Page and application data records

┄┄┄┄┄┄┄┄┄┄┄┄┄┄┄┄┄┄┄┄

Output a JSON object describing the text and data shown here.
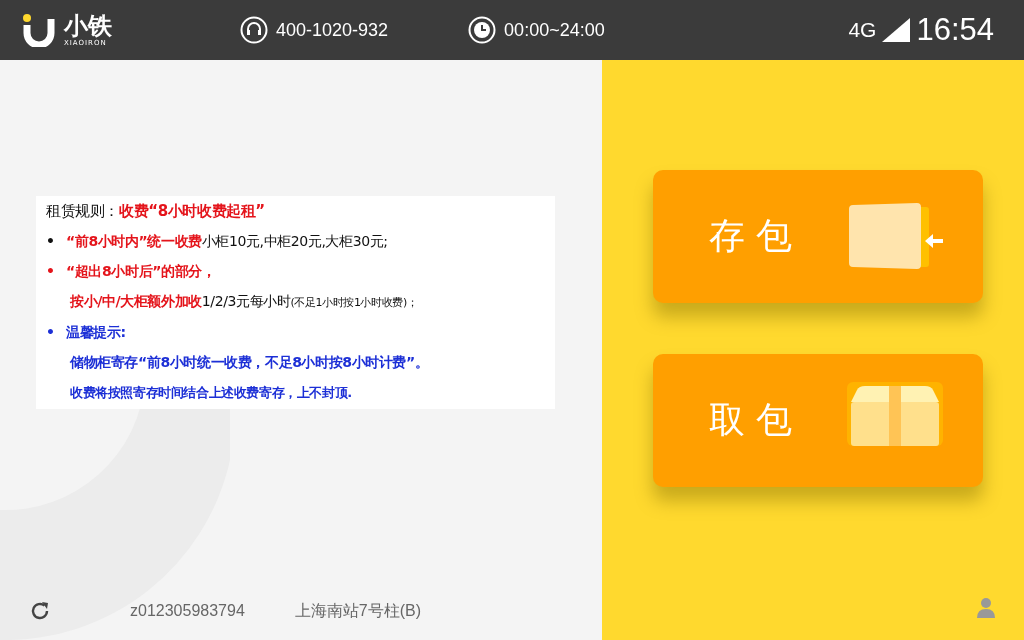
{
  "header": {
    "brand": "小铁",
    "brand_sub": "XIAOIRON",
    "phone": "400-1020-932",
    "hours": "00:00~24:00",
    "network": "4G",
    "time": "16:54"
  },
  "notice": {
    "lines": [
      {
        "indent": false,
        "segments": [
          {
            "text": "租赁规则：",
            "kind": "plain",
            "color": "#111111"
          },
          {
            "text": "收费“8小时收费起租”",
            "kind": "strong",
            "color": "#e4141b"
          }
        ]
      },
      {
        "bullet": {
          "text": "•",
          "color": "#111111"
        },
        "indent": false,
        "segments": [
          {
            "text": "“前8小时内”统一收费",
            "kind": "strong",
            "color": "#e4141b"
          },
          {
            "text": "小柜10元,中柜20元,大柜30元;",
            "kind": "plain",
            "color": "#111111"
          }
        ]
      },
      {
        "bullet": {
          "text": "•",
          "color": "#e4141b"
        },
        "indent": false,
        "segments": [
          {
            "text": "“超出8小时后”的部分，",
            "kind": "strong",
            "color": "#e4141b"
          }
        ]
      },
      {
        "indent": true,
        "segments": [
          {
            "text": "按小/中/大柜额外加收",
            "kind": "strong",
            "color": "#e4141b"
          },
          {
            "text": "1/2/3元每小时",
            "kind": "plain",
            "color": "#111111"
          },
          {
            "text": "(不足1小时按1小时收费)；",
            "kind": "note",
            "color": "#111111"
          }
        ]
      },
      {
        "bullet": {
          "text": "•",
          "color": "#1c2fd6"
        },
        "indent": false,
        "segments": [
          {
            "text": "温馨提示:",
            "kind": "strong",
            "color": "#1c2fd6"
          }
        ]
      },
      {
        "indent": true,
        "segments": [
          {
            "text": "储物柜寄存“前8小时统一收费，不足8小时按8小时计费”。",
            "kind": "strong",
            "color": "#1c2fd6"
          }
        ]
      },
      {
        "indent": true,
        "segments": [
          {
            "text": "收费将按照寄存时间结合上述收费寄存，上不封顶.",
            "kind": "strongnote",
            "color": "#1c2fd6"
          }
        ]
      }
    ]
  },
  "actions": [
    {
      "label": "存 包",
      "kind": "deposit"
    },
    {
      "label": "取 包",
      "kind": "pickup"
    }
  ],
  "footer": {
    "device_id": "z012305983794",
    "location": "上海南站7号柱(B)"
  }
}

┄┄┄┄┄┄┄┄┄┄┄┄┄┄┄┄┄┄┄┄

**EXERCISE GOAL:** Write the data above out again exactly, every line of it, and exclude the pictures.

**EXERCISE OUTPUT:**
Output a JSON object describing the text and data shown here.
{
  "header": {
    "brand": "小铁",
    "brand_sub": "XIAOIRON",
    "phone": "400-1020-932",
    "hours": "00:00~24:00",
    "network": "4G",
    "time": "16:54"
  },
  "notice": {
    "lines": [
      {
        "indent": false,
        "segments": [
          {
            "text": "租赁规则：",
            "kind": "plain",
            "color": "#111111"
          },
          {
            "text": "收费“8小时收费起租”",
            "kind": "strong",
            "color": "#e4141b"
          }
        ]
      },
      {
        "bullet": {
          "text": "•",
          "color": "#111111"
        },
        "indent": false,
        "segments": [
          {
            "text": "“前8小时内”统一收费",
            "kind": "strong",
            "color": "#e4141b"
          },
          {
            "text": "小柜10元,中柜20元,大柜30元;",
            "kind": "plain",
            "color": "#111111"
          }
        ]
      },
      {
        "bullet": {
          "text": "•",
          "color": "#e4141b"
        },
        "indent": false,
        "segments": [
          {
            "text": "“超出8小时后”的部分，",
            "kind": "strong",
            "color": "#e4141b"
          }
        ]
      },
      {
        "indent": true,
        "segments": [
          {
            "text": "按小/中/大柜额外加收",
            "kind": "strong",
            "color": "#e4141b"
          },
          {
            "text": "1/2/3元每小时",
            "kind": "plain",
            "color": "#111111"
          },
          {
            "text": "(不足1小时按1小时收费)；",
            "kind": "note",
            "color": "#111111"
          }
        ]
      },
      {
        "bullet": {
          "text": "•",
          "color": "#1c2fd6"
        },
        "indent": false,
        "segments": [
          {
            "text": "温馨提示:",
            "kind": "strong",
            "color": "#1c2fd6"
          }
        ]
      },
      {
        "indent": true,
        "segments": [
          {
            "text": "储物柜寄存“前8小时统一收费，不足8小时按8小时计费”。",
            "kind": "strong",
            "color": "#1c2fd6"
          }
        ]
      },
      {
        "indent": true,
        "segments": [
          {
            "text": "收费将按照寄存时间结合上述收费寄存，上不封顶.",
            "kind": "strongnote",
            "color": "#1c2fd6"
          }
        ]
      }
    ]
  },
  "actions": [
    {
      "label": "存 包",
      "kind": "deposit"
    },
    {
      "label": "取 包",
      "kind": "pickup"
    }
  ],
  "footer": {
    "device_id": "z012305983794",
    "location": "上海南站7号柱(B)"
  }
}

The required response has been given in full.